By Laura Grimes
I’ve been blog quiet much too long. I can’t explain these things, but just accept them. My writer brain has languished. I’ve seen glimpses of it, fragments, but capturing a cohesive sense has been a struggle.
For me, poetry often serves as a toddling way back to recovery, a voice for the broken. Not broken as in destroyed, or sad, though sometimes that can be the case, too, but in this instance, I consider it more a voice for the misshapen. It’s a bunch of puzzle pieces that need realigning. Again, I don’t question these things, I’m just grateful.
I thought I lost my poetry touch a few years ago. I never realized it was leaving, it just wasn’t there anymore and it took me a while to notice it was gone, but by then it was too late. So I’m surprised now by its sudden return, unannounced and unbidden, like a shadowed figure seeking shelter from a storm who shows up wet on my doorstep smelling of the natural order of things. Irresistible, really. But why?
Continue reading A poem to catch a writing breeze
By Bob Hicks
So this is the way it gets.
Lying in bed awake
at 3:17 a.m.
my wife’s heavy breathing
the weight of the dog on my leg
I am visited by the ghosts
of past mistakes
and dance to a symphony
I wouldn’t change a thing
This is who I am
counting my blessings
in the dark morning
That’s Portland writer Charles Deemer’s poem The Bottom Line, from his new collection In My Old Age, just out from Round Bend Press. Those of you who follow Deemer’s bracing, political, personal, sometimes crotchety blog The Writing Life II will remember a while back when poems started poking out, almost on their own, as if demanding voice among the general background noise of sports rants and teaching woes and struggling with scripts and ramming one’s head against the broad national venality and extolling the virtues of a simple cup of coffee and a good plate of scrapple in the morning. Old men, Deemer has discovered to his delight, get to say and do pretty much what they like, or at least what they’re still capable of saying and doing. This book is the result of that irascible fit of creativity, and I, for one, am happy for it.
Continue reading In his old age: Deemer at 3:17 a.m.
By Laura Grimes
Today the blog takes a moment of silence. Richard Vincent Grimes passed away 20 years ago today, but that’s not really the day I’m honoring. I’m remembering instead a quiet moment I shared with my dad nine months after he died.
Continue reading Death: Not an ending, just a quieting
By Laura Grimes

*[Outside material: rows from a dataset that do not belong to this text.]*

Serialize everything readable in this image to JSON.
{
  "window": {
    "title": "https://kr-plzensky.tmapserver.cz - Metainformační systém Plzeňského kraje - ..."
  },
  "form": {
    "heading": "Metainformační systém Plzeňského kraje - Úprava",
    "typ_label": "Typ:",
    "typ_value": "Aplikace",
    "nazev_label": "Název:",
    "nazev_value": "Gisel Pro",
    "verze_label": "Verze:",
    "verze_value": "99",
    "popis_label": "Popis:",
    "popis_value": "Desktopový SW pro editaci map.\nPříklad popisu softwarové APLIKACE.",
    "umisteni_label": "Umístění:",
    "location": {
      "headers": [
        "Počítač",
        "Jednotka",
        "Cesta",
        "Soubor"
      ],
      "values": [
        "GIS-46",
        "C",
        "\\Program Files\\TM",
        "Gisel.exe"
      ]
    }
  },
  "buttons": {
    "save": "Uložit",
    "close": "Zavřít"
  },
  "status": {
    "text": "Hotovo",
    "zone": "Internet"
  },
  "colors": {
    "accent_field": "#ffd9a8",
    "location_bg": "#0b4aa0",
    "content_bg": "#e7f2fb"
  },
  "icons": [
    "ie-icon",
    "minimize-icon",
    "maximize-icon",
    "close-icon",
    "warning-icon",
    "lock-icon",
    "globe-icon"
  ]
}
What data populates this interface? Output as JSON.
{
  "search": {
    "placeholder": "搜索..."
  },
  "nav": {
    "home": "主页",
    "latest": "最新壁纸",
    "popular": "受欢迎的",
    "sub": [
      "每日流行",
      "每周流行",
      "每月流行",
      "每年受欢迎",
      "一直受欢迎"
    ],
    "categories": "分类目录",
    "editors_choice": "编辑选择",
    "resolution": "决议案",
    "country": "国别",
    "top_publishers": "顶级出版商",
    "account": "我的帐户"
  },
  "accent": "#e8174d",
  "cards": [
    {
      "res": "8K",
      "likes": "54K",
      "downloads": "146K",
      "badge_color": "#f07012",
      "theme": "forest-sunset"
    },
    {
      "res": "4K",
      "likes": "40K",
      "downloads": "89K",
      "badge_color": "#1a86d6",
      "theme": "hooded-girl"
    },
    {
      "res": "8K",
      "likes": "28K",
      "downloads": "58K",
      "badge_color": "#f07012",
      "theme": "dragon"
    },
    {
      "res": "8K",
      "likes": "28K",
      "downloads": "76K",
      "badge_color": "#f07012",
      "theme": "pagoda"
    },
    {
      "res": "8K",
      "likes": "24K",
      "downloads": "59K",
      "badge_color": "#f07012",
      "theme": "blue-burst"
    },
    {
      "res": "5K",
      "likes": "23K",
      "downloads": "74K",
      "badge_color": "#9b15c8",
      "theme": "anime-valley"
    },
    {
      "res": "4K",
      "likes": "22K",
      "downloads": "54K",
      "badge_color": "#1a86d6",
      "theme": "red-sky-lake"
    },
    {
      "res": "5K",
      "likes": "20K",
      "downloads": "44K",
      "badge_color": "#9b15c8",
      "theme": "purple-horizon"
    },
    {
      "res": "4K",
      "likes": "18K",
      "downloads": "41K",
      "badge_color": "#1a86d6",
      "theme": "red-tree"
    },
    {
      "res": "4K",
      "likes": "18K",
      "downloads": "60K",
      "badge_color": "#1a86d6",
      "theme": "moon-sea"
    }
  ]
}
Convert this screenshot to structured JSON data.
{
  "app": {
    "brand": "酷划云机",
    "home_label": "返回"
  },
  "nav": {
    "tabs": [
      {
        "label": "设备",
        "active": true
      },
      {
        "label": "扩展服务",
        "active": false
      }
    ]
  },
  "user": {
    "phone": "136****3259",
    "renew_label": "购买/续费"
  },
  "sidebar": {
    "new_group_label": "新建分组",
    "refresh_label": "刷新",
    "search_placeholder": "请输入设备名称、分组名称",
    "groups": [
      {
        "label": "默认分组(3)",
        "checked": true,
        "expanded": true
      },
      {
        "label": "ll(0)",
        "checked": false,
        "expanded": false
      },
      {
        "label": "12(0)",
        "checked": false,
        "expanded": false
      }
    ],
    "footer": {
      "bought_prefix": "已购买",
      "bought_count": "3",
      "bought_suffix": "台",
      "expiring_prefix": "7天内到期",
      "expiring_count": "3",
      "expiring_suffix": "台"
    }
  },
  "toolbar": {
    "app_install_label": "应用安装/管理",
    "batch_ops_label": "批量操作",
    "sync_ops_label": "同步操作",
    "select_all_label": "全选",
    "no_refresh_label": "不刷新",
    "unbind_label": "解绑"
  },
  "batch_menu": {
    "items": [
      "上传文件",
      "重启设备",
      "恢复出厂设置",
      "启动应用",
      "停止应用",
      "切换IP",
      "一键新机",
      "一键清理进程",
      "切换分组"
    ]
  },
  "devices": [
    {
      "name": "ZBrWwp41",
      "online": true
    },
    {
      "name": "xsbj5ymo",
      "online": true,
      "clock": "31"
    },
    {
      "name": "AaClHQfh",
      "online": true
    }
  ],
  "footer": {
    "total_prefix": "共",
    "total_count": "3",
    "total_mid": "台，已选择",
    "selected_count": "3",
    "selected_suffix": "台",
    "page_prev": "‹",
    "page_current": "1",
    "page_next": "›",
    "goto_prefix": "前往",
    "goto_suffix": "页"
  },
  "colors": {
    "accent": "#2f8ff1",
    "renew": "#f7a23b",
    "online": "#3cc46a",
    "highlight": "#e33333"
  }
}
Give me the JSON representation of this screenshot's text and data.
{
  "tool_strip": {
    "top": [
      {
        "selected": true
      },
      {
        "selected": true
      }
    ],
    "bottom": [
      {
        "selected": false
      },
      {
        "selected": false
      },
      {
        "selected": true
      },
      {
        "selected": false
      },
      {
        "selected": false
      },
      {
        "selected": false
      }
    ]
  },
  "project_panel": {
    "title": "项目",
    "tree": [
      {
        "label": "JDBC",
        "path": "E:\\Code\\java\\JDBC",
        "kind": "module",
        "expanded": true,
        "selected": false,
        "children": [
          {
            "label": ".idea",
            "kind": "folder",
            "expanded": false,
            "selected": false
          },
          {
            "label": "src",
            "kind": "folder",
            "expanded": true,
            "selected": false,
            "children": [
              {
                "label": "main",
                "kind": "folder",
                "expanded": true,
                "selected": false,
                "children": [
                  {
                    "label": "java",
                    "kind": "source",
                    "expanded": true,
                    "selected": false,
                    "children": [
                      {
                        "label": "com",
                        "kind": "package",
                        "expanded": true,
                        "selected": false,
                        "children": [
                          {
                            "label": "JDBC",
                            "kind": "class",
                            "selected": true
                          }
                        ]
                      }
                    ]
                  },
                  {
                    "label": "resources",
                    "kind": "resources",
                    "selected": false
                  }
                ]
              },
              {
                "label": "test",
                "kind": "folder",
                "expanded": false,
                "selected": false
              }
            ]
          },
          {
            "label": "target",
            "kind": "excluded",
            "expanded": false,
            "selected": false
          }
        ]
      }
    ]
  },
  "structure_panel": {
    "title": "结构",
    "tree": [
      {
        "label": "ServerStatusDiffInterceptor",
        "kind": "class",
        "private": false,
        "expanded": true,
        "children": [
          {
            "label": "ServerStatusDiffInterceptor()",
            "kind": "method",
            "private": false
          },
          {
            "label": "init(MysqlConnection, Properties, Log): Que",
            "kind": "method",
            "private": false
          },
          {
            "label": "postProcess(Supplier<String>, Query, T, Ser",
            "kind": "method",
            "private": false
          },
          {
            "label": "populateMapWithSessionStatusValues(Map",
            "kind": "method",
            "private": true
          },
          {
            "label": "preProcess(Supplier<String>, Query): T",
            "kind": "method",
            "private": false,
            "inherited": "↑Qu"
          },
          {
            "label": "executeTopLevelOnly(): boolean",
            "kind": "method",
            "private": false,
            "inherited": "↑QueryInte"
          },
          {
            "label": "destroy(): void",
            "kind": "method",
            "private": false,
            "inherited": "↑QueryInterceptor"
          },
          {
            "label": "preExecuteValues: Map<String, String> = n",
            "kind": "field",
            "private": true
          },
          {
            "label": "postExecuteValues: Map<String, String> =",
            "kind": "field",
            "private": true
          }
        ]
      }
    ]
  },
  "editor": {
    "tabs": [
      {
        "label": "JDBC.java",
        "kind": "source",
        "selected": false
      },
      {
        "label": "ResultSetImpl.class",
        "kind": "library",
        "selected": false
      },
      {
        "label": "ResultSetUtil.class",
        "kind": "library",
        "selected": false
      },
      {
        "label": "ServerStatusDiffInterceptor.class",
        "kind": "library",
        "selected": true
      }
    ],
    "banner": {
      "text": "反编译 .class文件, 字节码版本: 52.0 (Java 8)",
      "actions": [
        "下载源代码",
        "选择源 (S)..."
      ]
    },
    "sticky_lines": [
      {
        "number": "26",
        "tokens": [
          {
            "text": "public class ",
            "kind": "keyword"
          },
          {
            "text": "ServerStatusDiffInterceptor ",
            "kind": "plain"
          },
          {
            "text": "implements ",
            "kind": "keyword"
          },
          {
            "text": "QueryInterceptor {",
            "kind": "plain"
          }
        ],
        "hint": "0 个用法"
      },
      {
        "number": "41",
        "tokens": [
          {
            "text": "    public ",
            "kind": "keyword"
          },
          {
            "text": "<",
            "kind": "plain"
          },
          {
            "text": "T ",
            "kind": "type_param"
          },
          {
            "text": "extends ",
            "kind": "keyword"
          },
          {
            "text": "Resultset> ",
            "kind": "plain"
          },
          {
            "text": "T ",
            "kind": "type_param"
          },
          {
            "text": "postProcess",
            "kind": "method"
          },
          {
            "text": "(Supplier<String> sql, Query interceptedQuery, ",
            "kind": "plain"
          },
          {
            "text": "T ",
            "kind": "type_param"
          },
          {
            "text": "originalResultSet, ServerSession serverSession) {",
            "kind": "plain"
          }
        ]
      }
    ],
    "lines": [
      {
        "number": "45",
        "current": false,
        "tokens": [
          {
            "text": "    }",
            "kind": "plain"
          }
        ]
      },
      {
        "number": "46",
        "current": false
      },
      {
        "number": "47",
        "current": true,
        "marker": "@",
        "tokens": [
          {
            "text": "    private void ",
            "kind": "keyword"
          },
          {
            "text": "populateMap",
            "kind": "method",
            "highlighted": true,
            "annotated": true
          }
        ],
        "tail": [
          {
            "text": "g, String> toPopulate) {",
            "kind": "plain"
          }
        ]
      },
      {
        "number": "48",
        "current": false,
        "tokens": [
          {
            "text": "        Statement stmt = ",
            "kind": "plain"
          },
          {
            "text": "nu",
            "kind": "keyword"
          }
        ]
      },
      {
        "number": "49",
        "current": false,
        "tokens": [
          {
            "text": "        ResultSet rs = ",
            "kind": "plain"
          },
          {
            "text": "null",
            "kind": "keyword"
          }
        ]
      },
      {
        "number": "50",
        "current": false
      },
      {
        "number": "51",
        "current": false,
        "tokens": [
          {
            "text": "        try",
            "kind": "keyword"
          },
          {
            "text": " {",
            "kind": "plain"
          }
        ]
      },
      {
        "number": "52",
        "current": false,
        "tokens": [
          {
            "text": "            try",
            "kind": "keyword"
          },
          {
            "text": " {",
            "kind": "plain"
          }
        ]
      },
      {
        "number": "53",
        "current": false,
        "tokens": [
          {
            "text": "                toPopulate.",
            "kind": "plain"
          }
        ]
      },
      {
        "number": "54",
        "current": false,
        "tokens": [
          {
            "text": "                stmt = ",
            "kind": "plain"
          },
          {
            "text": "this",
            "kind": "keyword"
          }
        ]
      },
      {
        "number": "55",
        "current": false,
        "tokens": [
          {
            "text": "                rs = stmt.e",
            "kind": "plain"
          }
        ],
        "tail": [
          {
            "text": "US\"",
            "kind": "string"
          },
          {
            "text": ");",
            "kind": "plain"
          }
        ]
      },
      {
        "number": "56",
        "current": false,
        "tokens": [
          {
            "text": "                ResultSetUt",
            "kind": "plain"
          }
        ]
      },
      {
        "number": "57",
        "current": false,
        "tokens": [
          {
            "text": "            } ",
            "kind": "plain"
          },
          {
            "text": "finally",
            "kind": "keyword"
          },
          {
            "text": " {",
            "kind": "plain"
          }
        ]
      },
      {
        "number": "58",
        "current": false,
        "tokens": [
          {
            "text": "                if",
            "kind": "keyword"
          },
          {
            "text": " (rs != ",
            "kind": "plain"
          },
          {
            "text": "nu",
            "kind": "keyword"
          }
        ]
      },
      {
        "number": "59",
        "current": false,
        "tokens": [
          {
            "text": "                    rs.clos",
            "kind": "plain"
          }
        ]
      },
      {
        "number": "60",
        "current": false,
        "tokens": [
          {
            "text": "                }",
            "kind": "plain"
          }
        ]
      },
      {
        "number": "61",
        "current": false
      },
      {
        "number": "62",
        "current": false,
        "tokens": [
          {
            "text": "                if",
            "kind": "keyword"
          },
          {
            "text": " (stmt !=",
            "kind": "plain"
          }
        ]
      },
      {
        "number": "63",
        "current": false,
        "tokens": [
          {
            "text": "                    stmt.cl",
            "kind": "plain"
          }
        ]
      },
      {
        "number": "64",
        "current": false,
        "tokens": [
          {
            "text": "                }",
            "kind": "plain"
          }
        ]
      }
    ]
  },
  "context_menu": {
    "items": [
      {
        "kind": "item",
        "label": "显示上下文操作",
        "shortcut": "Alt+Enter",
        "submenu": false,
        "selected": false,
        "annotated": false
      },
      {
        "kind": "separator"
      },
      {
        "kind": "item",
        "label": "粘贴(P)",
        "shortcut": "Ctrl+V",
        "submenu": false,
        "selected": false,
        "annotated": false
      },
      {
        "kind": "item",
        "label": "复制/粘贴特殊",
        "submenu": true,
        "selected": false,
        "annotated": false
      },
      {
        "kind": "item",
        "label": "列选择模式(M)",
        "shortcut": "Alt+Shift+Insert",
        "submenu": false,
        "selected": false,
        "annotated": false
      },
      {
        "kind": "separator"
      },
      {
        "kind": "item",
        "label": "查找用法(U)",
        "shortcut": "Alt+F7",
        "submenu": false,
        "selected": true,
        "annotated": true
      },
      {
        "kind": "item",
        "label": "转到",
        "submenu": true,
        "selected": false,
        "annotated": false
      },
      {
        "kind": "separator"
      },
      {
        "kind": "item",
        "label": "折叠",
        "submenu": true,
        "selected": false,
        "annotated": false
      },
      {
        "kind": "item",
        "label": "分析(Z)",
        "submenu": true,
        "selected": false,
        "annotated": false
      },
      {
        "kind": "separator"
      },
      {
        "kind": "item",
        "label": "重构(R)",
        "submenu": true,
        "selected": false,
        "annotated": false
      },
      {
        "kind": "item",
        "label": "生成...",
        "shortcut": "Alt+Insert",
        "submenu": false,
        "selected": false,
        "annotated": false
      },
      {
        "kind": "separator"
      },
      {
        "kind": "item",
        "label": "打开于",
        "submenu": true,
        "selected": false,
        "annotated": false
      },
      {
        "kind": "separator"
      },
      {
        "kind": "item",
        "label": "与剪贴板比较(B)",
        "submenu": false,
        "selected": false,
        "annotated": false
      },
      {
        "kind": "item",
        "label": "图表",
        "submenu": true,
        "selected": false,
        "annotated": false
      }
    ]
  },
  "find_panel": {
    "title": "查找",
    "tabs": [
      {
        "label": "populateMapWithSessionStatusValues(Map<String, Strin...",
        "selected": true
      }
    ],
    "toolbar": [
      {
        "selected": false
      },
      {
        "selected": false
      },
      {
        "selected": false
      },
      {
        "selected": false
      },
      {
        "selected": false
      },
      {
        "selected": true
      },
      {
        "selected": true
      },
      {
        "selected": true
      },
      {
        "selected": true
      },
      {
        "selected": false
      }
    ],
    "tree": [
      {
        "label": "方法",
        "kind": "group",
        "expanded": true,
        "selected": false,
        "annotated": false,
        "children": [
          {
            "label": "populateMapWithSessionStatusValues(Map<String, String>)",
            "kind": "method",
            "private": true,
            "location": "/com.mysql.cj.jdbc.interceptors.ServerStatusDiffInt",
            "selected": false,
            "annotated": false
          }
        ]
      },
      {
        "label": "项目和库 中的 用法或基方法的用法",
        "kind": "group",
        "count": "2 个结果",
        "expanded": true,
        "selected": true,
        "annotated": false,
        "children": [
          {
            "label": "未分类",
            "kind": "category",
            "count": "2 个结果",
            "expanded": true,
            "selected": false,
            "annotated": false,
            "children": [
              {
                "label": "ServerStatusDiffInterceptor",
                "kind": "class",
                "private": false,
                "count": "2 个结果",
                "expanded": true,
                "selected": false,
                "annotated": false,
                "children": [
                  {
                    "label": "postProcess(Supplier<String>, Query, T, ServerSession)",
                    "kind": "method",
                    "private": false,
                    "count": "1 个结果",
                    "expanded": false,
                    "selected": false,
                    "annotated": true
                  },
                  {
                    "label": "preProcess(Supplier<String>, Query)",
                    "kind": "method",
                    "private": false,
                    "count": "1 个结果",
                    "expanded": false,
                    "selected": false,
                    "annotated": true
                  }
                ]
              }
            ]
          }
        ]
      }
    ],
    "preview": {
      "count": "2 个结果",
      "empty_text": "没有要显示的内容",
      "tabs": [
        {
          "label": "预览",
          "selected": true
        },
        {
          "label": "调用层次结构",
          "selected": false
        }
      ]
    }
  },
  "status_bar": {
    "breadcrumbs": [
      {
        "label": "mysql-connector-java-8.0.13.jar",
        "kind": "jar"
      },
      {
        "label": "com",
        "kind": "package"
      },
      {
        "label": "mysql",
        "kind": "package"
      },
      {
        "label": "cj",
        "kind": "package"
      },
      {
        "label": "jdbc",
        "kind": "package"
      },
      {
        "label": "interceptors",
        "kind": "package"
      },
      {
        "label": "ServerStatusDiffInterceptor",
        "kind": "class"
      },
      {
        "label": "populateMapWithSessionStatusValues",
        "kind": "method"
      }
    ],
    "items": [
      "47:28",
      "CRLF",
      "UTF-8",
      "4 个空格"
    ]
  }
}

I said hello and called her name. She sat on the side of her twin bed, reading an aged book. She didn’t respond. I called her name again. I stood in front of her for several moments. I raised my voice. Nothing. I finally stooped down and looked into her face.
Josephine raised her head just a little, looked at me and smiled. She put a mark in her book and closed it. Gold serif type spelled out two words on the blue cloth cover: Silent Spring.
I put my bag on the floor and moved a portable potty out of the way to give her a sideways hug.
I looked at her square in the front again. “Hello,” she said cheerfully. “It’s been a long time.”
“I know. I never meant to stay away so long.” It had been more than four months.
I looked around for the low wooden stool I usually sit on and found it under a wastebasket. She was wearing a purple dress with white polka dots, the material a thin synthetic. Two strands of Mardi Gras beads matched the color of her dress, one of little hearts and one of little dice. She wore a short-sleeve jacket with a cut out lacy design on the collar, all white like her hair.
Continue reading Josephine, Chapter 2: The long return
I’ve been keeping someone to myself much too long. I’ve collected reams of notes and have a stack of material. Now I feel somewhat prodded, thanks to Rose City Reader, who posted this review of Anne Fadiman’s “Ex Libris: Confessions of a Common Reader.”
I left this comment on her post:
My copy of this book first belonged to my friend, Josephine, who was exactly twice my age when I first met her. She writes in pen in all of her books. She underlines words she doesn’t know, she makes little comments, she traces routes on maps, and on the very last page of every book she reads she signs and dates it and sometimes writes a short comment. It doesn’t matter if it’s a paperback or a gorgeous leatherbound edition from Easton Press. When I pointed this out, she shrugged and said simply she was a carnal book lover. When I was confused, she said I had to read this book and gave me her copy. In the middle of Fadiman’s essay about courtly vs. carnal book lovers, Josephine wrote in very scratchy script at the bottom of Page 40: “Mom used to use a bill to mark her place in a book. She told me to look through her books when she died. Yes, I found a few bills. I was astounded a couple of months ago to find $60 in a book I had read some time before. My mother’s daughter.” The last page is signed: “J.D.P. Jan. 16, 2009. Truly loved this book!” She was 92 years old at the time.
Continue reading Books are for lovers: Meet Josephine